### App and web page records
* * *
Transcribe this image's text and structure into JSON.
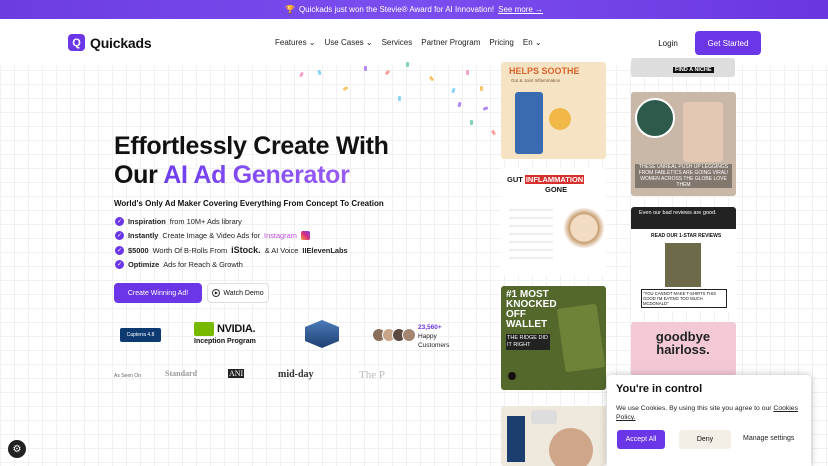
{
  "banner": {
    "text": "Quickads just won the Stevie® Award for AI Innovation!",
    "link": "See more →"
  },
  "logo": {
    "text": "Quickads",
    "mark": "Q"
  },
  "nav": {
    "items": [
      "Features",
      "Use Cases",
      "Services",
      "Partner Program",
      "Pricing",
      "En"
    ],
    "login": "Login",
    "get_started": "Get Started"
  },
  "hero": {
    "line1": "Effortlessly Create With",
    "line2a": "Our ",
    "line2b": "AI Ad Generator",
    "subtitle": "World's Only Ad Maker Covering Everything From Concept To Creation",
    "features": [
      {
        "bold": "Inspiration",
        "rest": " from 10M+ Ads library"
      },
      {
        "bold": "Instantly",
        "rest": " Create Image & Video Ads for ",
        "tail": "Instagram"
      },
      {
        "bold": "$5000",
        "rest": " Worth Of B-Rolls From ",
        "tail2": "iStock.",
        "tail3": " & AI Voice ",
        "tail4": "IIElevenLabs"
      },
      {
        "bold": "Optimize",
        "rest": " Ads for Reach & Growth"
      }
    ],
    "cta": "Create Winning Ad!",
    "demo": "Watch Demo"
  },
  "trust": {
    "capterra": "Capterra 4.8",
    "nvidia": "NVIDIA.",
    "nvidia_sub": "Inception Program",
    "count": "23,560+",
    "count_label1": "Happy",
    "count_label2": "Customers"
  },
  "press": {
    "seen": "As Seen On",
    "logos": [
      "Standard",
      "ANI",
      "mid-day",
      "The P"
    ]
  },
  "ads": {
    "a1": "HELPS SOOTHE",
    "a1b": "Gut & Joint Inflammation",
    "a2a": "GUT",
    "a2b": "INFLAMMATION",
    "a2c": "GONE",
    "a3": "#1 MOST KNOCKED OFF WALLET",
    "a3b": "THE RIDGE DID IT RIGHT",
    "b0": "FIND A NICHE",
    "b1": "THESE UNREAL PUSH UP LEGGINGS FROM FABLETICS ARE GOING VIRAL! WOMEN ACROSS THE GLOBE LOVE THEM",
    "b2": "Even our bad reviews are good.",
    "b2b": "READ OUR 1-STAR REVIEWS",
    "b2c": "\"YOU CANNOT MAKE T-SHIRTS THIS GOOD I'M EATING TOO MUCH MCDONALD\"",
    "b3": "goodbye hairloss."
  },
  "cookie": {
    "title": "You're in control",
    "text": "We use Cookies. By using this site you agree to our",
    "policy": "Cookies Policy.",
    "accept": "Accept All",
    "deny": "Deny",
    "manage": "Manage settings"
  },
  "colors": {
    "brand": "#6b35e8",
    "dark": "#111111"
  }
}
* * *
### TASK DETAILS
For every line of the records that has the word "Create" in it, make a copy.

### ANSWER FOR THIS EXERCISE
    "line1": "Effortlessly Create With",
        "rest": " Create Image & Video Ads for ",
    "cta": "Create Winning Ad!",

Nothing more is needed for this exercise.